View Hill House by Denton Corker Marshall - Sheet6
Upper level_©

The ground level’s longitudinal component (6×4 m section), which is entirely supported by the ground, serves as the support for the top floor (4×3 m section), which is positioned perpendicularly.

The bars are arranged within the home in service block-based basic box-like spaces. The living space, which is in the middle of the tablet, is the focal point of the ground floor, which also includes the bedrooms on each end. Two guest bedrooms as well as a study are located on the top floor. This configuration lets the top volume stand out for its massive overhangs, in a remarkable structural exhibition, reaching 6 and 9 meters at either end, with no additional support except the contact between both prisms.

Maximum day-lighting_©

Innovative Construction Techniques and Materials

With a noticeable lack of curves and an emphasis on broad swaths of plain, monotonous materials, such as stained strand board, and solid balustrades, furniture and fixtures are similarly minimalist.

The upper bar is covered in black powder-coated aluminium, while the bottom bar is covered in Cor-Ten steel. Both are lined on the inside with oriented strand board that has been dyed green using waste materials from the production of pine. The ground-floor living/dining area’s large window is covered by 13 by 12-foot perforated steel panels that lift in three pieces to form a pergola. The panels’ complicated design required hiding their electric motors within the ceiling. According to Denton, the doors had to function in strong winds yet managed to have little framing.

The kitchen and living space are protected by a full-length lifting mesh screen_©

The enclosure of perforated Cor-ten steel sheets folds on the glass side of the living area, allowing the exit and the direct connection of the interior with the external and creating a protective feature of the sunshade kind. The boxes are perforated at key locations along the perimeter of the volumes, but the glazing of the apertures is concealed beneath perforated sheets, minimising the discontinuity of the surfaces.

Both artworks are clearly distinguished by their materials. The upper tube is coated in black aluminium, while the bottom prism, which is in touch with the ground, is surrounded by Cor-ten steel sheets.

A sunshade-style protective element_©

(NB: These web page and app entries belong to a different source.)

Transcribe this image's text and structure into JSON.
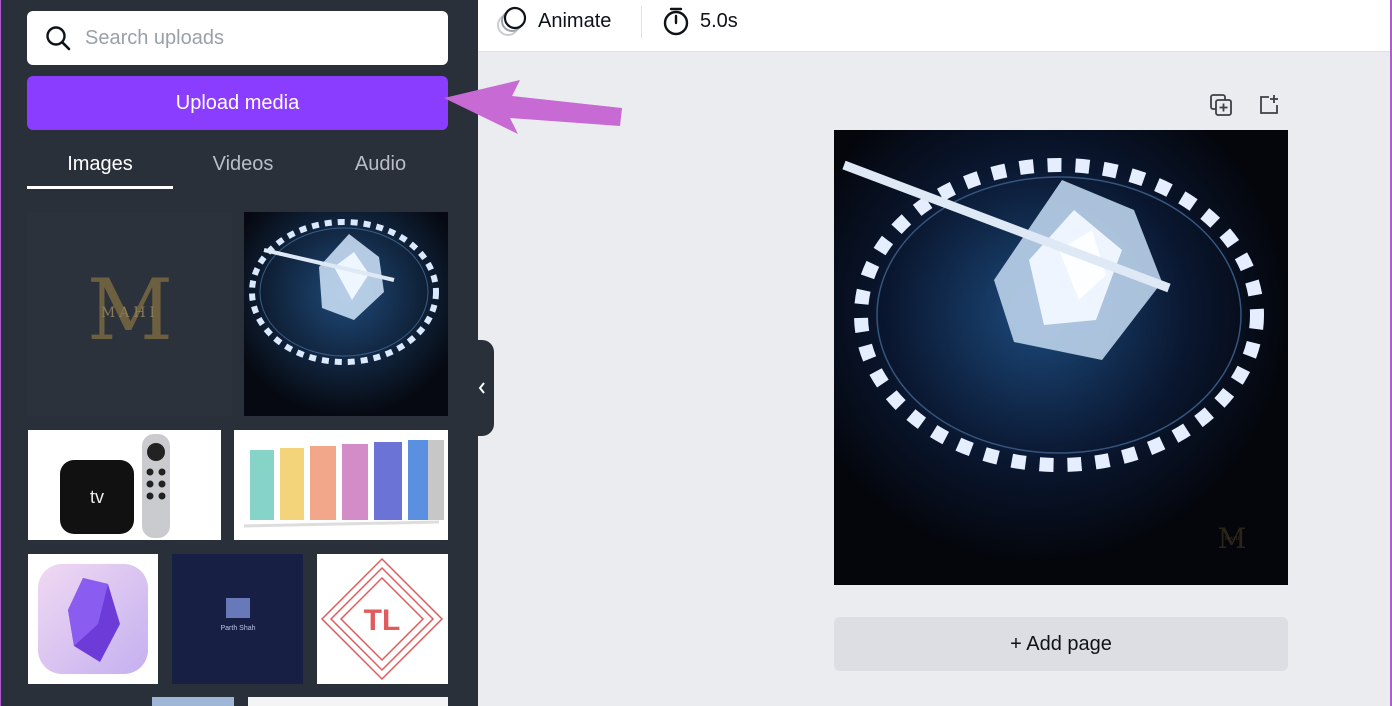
{
  "sidebar": {
    "search": {
      "placeholder": "Search uploads",
      "icon": "search-icon"
    },
    "upload_button": {
      "label": "Upload media",
      "color": "#8b3dff"
    },
    "tabs": [
      {
        "label": "Images",
        "active": true
      },
      {
        "label": "Videos",
        "active": false
      },
      {
        "label": "Audio",
        "active": false
      }
    ],
    "thumbnails": {
      "mahi_logo_letter": "M",
      "mahi_logo_text": "MAHI",
      "appletv_label": "tv",
      "parth_label": "Parth Shah",
      "tl_label": "TL"
    }
  },
  "topbar": {
    "animate_label": "Animate",
    "duration_label": "5.0s"
  },
  "canvas": {
    "add_page_label": "+ Add page",
    "watermark_letter": "M",
    "watermark_text": "MAHI"
  },
  "colors": {
    "panel_bg": "#2a3039",
    "accent": "#8b3dff",
    "annotation_arrow": "#c76ad4"
  }
}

Sustainable approach | Denton Corker Marshall

A bespoke system air-to-water heat pump coupled to hydronic floor coils on the lower level, a hydronic panel on the upper level, and special air handling devices on both levels are required for an energy management or building automation system.

Sustainability is vital since we live in a rural area, the architect believes. The home utilises recovered blackwater for irrigation, filtered and treated rainwater for the tap, and grey water to flush toilets. It also features a highly insulated building envelope.

The home is connected to two 22,500 litres of potable (rainwater) tanks for potable water and one 6,700 litre pumped dam water tank for toilet flushing through a dual pipe system. There is no municipal water system.


As a consequence, a building with a resonant gesture, a minimalist character, and an emphasis on sustainability was created. The structural presentation also introduced abstract and sculptural overtones into the volumes. From a distance, the home appears to be more than just a structure; it is seen as a landmark in the landscape.


Deepika is an undergraduate architecture student who truly believes everything has a relation to everything. Therefore, several fields do teach us a lot about the same thing. She perceives Architecture as a paradigm of change in the world followed by evolution with the utmost potential for a better civilization to come.